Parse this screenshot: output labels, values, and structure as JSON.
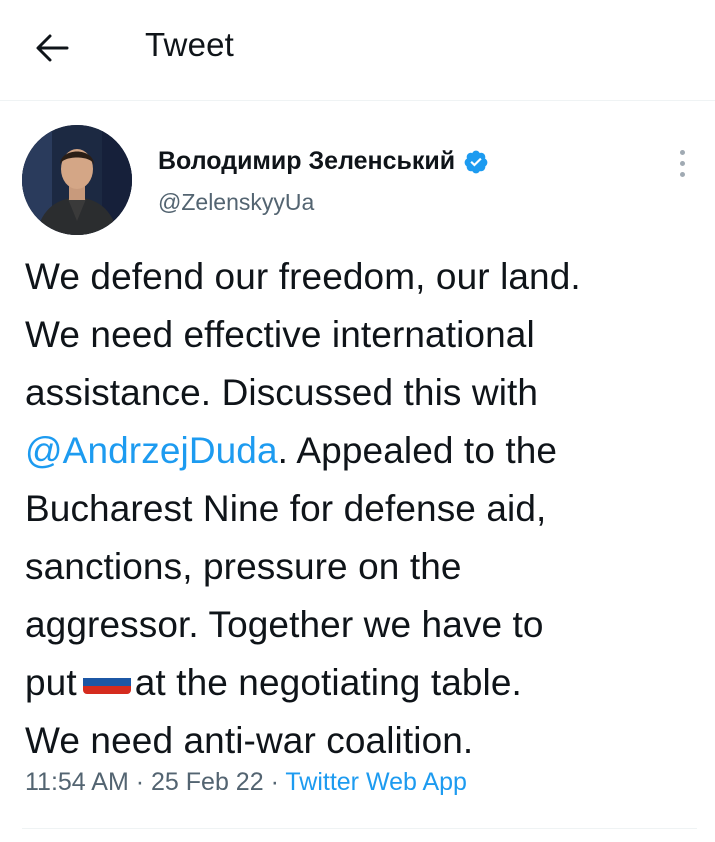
{
  "header": {
    "title": "Tweet"
  },
  "author": {
    "name": "Володимир Зеленський",
    "handle": "@ZelenskyyUa"
  },
  "tweet": {
    "lines": [
      {
        "before": "We defend our freedom, our land.",
        "mention": "",
        "after": ""
      },
      {
        "before": "We need effective international",
        "mention": "",
        "after": ""
      },
      {
        "before": "assistance. Discussed this with",
        "mention": "",
        "after": ""
      },
      {
        "before": "",
        "mention": "@AndrzejDuda",
        "after": ". Appealed to the"
      },
      {
        "before": "Bucharest Nine for defense aid,",
        "mention": "",
        "after": ""
      },
      {
        "before": "sanctions, pressure on the",
        "mention": "",
        "after": ""
      },
      {
        "before": "aggressor. Together we have to",
        "mention": "",
        "after": ""
      },
      {
        "before": "put",
        "flag": "russia-flag",
        "after": "at the negotiating table."
      },
      {
        "before": "We need anti-war coalition.",
        "mention": "",
        "after": ""
      }
    ]
  },
  "meta": {
    "time": "11:54 AM",
    "separator": "·",
    "date": "25 Feb 22",
    "source": "Twitter Web App"
  },
  "colors": {
    "link": "#1d9bf0",
    "secondary_text": "#536471",
    "verified": "#1d9bf0",
    "flag_white": "#ffffff",
    "flag_blue": "#1c57a5",
    "flag_red": "#d52b1e"
  }
}
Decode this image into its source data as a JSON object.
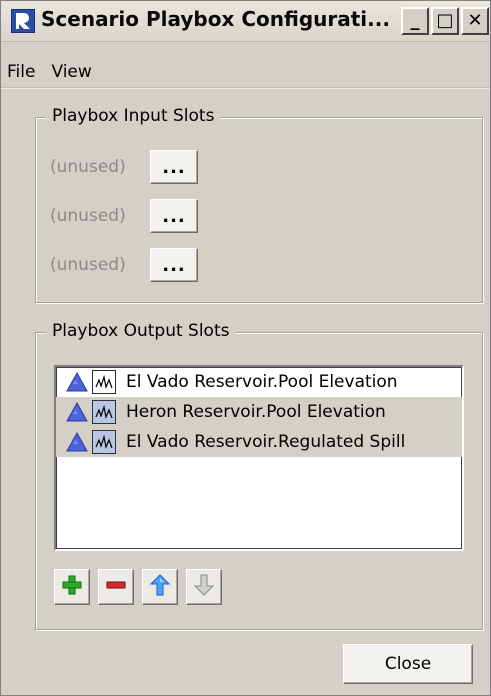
{
  "window": {
    "title": "Scenario Playbox Configurati...",
    "controls": {
      "minimize": "_",
      "maximize": "□",
      "close": "✕"
    }
  },
  "menu": [
    {
      "label": "File"
    },
    {
      "label": "View"
    }
  ],
  "input_slots": {
    "title": "Playbox Input Slots",
    "rows": [
      {
        "label": "(unused)",
        "button": "..."
      },
      {
        "label": "(unused)",
        "button": "..."
      },
      {
        "label": "(unused)",
        "button": "..."
      }
    ]
  },
  "output_slots": {
    "title": "Playbox Output Slots",
    "items": [
      {
        "label": "El Vado Reservoir.Pool Elevation",
        "icon": "chart-icon"
      },
      {
        "label": "Heron Reservoir.Pool Elevation",
        "icon": "chart-icon"
      },
      {
        "label": "El Vado Reservoir.Regulated Spill",
        "icon": "chart-icon"
      }
    ]
  },
  "toolbar": {
    "add": "add-icon",
    "remove": "remove-icon",
    "up": "arrow-up-icon",
    "down": "arrow-down-icon"
  },
  "footer": {
    "close_label": "Close"
  },
  "colors": {
    "window_bg": "#d4d0c8",
    "accent_blue": "#2a4ea5",
    "triangle_blue": "#4f63d8",
    "add_green": "#2faa2f",
    "remove_red": "#d22a2a"
  }
}
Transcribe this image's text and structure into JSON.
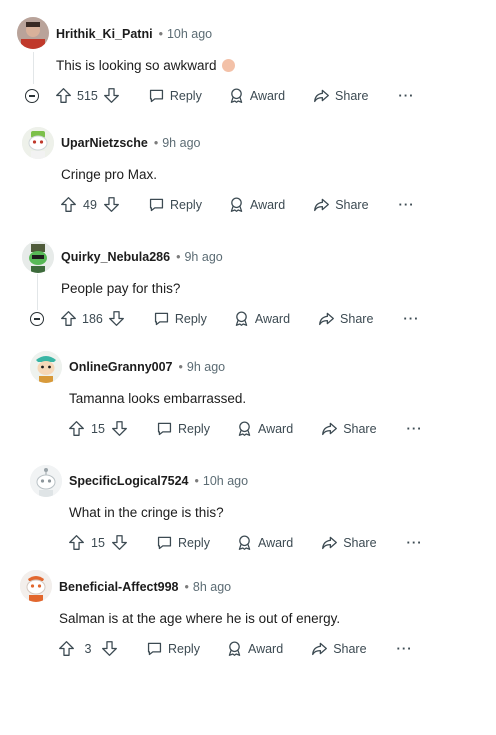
{
  "actions": {
    "reply": "Reply",
    "award": "Award",
    "share": "Share",
    "more": "···"
  },
  "comments": [
    {
      "author": "Hrithik_Ki_Patni",
      "time": "10h ago",
      "text": "This is looking so awkward",
      "votes": "515"
    },
    {
      "author": "UparNietzsche",
      "time": "9h ago",
      "text": "Cringe pro Max.",
      "votes": "49"
    },
    {
      "author": "Quirky_Nebula286",
      "time": "9h ago",
      "text": "People pay for this?",
      "votes": "186"
    },
    {
      "author": "OnlineGranny007",
      "time": "9h ago",
      "text": "Tamanna looks embarrassed.",
      "votes": "15"
    },
    {
      "author": "SpecificLogical7524",
      "time": "10h ago",
      "text": "What in the cringe is this?",
      "votes": "15"
    },
    {
      "author": "Beneficial-Affect998",
      "time": "8h ago",
      "text": "Salman is at the age where he is out of energy.",
      "votes": "3"
    }
  ],
  "colors": {
    "text": "#1c1c1c",
    "muted": "#5c6c74",
    "action": "#3c4a52"
  }
}
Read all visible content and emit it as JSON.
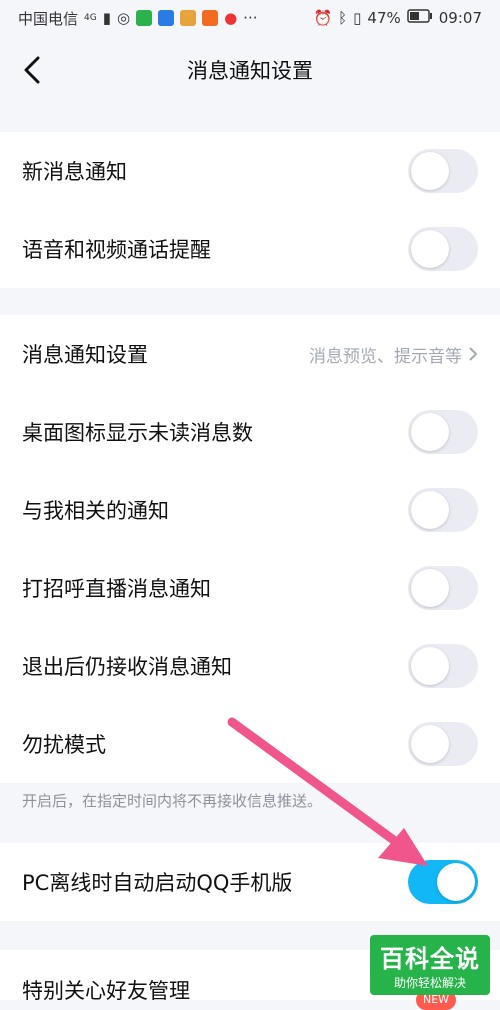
{
  "status_bar": {
    "carrier": "中国电信",
    "network": "4G",
    "battery": "47%",
    "time": "09:07"
  },
  "nav": {
    "title": "消息通知设置"
  },
  "section1": [
    {
      "label": "新消息通知",
      "on": false
    },
    {
      "label": "语音和视频通话提醒",
      "on": false
    }
  ],
  "section2": {
    "notify_settings": {
      "label": "消息通知设置",
      "value": "消息预览、提示音等"
    },
    "toggles": [
      {
        "label": "桌面图标显示未读消息数",
        "on": false
      },
      {
        "label": "与我相关的通知",
        "on": false
      },
      {
        "label": "打招呼直播消息通知",
        "on": false
      },
      {
        "label": "退出后仍接收消息通知",
        "on": false
      },
      {
        "label": "勿扰模式",
        "on": false
      }
    ]
  },
  "hint": "开启后，在指定时间内将不再接收信息推送。",
  "section3": [
    {
      "label": "PC离线时自动启动QQ手机版",
      "on": true
    }
  ],
  "section4": [
    {
      "label": "特别关心好友管理"
    }
  ],
  "badge": "NEW",
  "watermark": {
    "main": "百科全说",
    "sub": "助你轻松解决"
  },
  "colors": {
    "accent": "#12b7f5",
    "arrow": "#f0568c",
    "watermark": "#26b34a"
  }
}
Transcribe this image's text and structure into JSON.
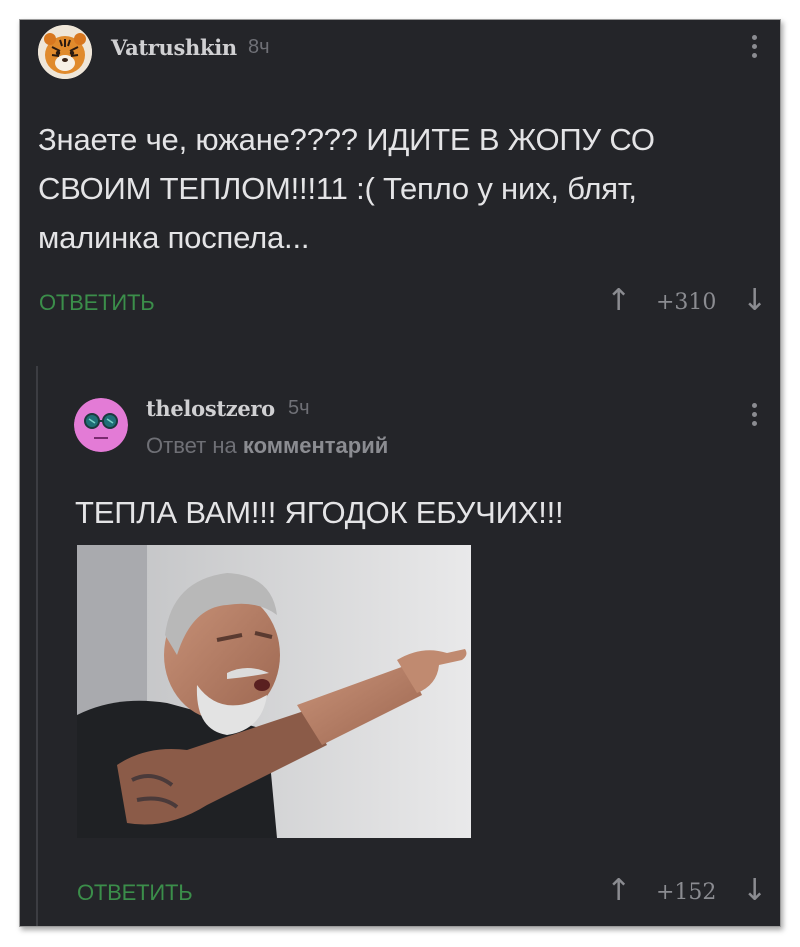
{
  "comments": [
    {
      "username": "Vatrushkin",
      "time": "8ч",
      "text": "Знаете че, южане???? ИДИТЕ В ЖОПУ СО СВОИМ ТЕПЛОМ!!!11 :( Тепло у них, блят, малинка поспела...",
      "reply_label": "ОТВЕТИТЬ",
      "rating": "+310",
      "avatar_icon": "tiger-avatar-icon"
    },
    {
      "username": "thelostzero",
      "time": "5ч",
      "reply_to_prefix": "Ответ на",
      "reply_to_link": "комментарий",
      "text": "ТЕПЛА ВАМ!!! ЯГОДОК ЕБУЧИХ!!!",
      "reply_label": "ОТВЕТИТЬ",
      "rating": "+152",
      "avatar_icon": "pink-face-avatar-icon"
    }
  ],
  "icons": {
    "upvote": "↑",
    "downvote": "↓"
  },
  "colors": {
    "background": "#242529",
    "reply_button": "#3b8e4a",
    "text": "#e4e4e6",
    "avatar2": "#e37bd6"
  }
}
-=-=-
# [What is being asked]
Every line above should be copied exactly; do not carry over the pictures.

# [Written response]
Parse this screenshot: output labels, values, and structure as JSON.
{
  "header": {
    "title": "Tweet"
  },
  "author": {
    "name": "Володимир Зеленський",
    "handle": "@ZelenskyyUa"
  },
  "tweet": {
    "lines": [
      {
        "before": "We defend our freedom, our land.",
        "mention": "",
        "after": ""
      },
      {
        "before": "We need effective international",
        "mention": "",
        "after": ""
      },
      {
        "before": "assistance. Discussed this with",
        "mention": "",
        "after": ""
      },
      {
        "before": "",
        "mention": "@AndrzejDuda",
        "after": ". Appealed to the"
      },
      {
        "before": "Bucharest Nine for defense aid,",
        "mention": "",
        "after": ""
      },
      {
        "before": "sanctions, pressure on the",
        "mention": "",
        "after": ""
      },
      {
        "before": "aggressor. Together we have to",
        "mention": "",
        "after": ""
      },
      {
        "before": "put",
        "flag": "russia-flag",
        "after": "at the negotiating table."
      },
      {
        "before": "We need anti-war coalition.",
        "mention": "",
        "after": ""
      }
    ]
  },
  "meta": {
    "time": "11:54 AM",
    "separator": "·",
    "date": "25 Feb 22",
    "source": "Twitter Web App"
  },
  "colors": {
    "link": "#1d9bf0",
    "secondary_text": "#536471",
    "verified": "#1d9bf0",
    "flag_white": "#ffffff",
    "flag_blue": "#1c57a5",
    "flag_red": "#d52b1e"
  }
}
Decode this image into its source data as a JSON object.
{
  "window": {
    "title": "Scenario Playbox Configurati...",
    "controls": {
      "minimize": "_",
      "maximize": "□",
      "close": "✕"
    }
  },
  "menu": [
    {
      "label": "File"
    },
    {
      "label": "View"
    }
  ],
  "input_slots": {
    "title": "Playbox Input Slots",
    "rows": [
      {
        "label": "(unused)",
        "button": "..."
      },
      {
        "label": "(unused)",
        "button": "..."
      },
      {
        "label": "(unused)",
        "button": "..."
      }
    ]
  },
  "output_slots": {
    "title": "Playbox Output Slots",
    "items": [
      {
        "label": "El Vado Reservoir.Pool Elevation",
        "icon": "chart-icon"
      },
      {
        "label": "Heron Reservoir.Pool Elevation",
        "icon": "chart-icon"
      },
      {
        "label": "El Vado Reservoir.Regulated Spill",
        "icon": "chart-icon"
      }
    ]
  },
  "toolbar": {
    "add": "add-icon",
    "remove": "remove-icon",
    "up": "arrow-up-icon",
    "down": "arrow-down-icon"
  },
  "footer": {
    "close_label": "Close"
  },
  "colors": {
    "window_bg": "#d4d0c8",
    "accent_blue": "#2a4ea5",
    "triangle_blue": "#4f63d8",
    "add_green": "#2faa2f",
    "remove_red": "#d22a2a"
  }
}
Transcribe this image's text and structure into JSON.
{
  "actions": {
    "reply": "Reply",
    "award": "Award",
    "share": "Share",
    "more": "···"
  },
  "comments": [
    {
      "author": "Hrithik_Ki_Patni",
      "time": "10h ago",
      "text": "This is looking so awkward",
      "votes": "515"
    },
    {
      "author": "UparNietzsche",
      "time": "9h ago",
      "text": "Cringe pro Max.",
      "votes": "49"
    },
    {
      "author": "Quirky_Nebula286",
      "time": "9h ago",
      "text": "People pay for this?",
      "votes": "186"
    },
    {
      "author": "OnlineGranny007",
      "time": "9h ago",
      "text": "Tamanna looks embarrassed.",
      "votes": "15"
    },
    {
      "author": "SpecificLogical7524",
      "time": "10h ago",
      "text": "What in the cringe is this?",
      "votes": "15"
    },
    {
      "author": "Beneficial-Affect998",
      "time": "8h ago",
      "text": "Salman is at the age where he is out of energy.",
      "votes": "3"
    }
  ],
  "colors": {
    "text": "#1c1c1c",
    "muted": "#5c6c74",
    "action": "#3c4a52"
  }
}
Read all visible content and emit it as JSON.
{
  "status_bar": {
    "carrier": "中国电信",
    "network": "4G",
    "battery": "47%",
    "time": "09:07"
  },
  "nav": {
    "title": "消息通知设置"
  },
  "section1": [
    {
      "label": "新消息通知",
      "on": false
    },
    {
      "label": "语音和视频通话提醒",
      "on": false
    }
  ],
  "section2": {
    "notify_settings": {
      "label": "消息通知设置",
      "value": "消息预览、提示音等"
    },
    "toggles": [
      {
        "label": "桌面图标显示未读消息数",
        "on": false
      },
      {
        "label": "与我相关的通知",
        "on": false
      },
      {
        "label": "打招呼直播消息通知",
        "on": false
      },
      {
        "label": "退出后仍接收消息通知",
        "on": false
      },
      {
        "label": "勿扰模式",
        "on": false
      }
    ]
  },
  "hint": "开启后，在指定时间内将不再接收信息推送。",
  "section3": [
    {
      "label": "PC离线时自动启动QQ手机版",
      "on": true
    }
  ],
  "section4": [
    {
      "label": "特别关心好友管理"
    }
  ],
  "badge": "NEW",
  "watermark": {
    "main": "百科全说",
    "sub": "助你轻松解决"
  },
  "colors": {
    "accent": "#12b7f5",
    "arrow": "#f0568c",
    "watermark": "#26b34a"
  }
}
Transcribe this image's text and structure into JSON.
{
  "comments": [
    {
      "username": "Vatrushkin",
      "time": "8ч",
      "text": "Знаете че, южане???? ИДИТЕ В ЖОПУ СО СВОИМ ТЕПЛОМ!!!11 :( Тепло у них, блят, малинка поспела...",
      "reply_label": "ОТВЕТИТЬ",
      "rating": "+310",
      "avatar_icon": "tiger-avatar-icon"
    },
    {
      "username": "thelostzero",
      "time": "5ч",
      "reply_to_prefix": "Ответ на",
      "reply_to_link": "комментарий",
      "text": "ТЕПЛА ВАМ!!! ЯГОДОК ЕБУЧИХ!!!",
      "reply_label": "ОТВЕТИТЬ",
      "rating": "+152",
      "avatar_icon": "pink-face-avatar-icon"
    }
  ],
  "icons": {
    "upvote": "↑",
    "downvote": "↓"
  },
  "colors": {
    "background": "#242529",
    "reply_button": "#3b8e4a",
    "text": "#e4e4e6",
    "avatar2": "#e37bd6"
  }
}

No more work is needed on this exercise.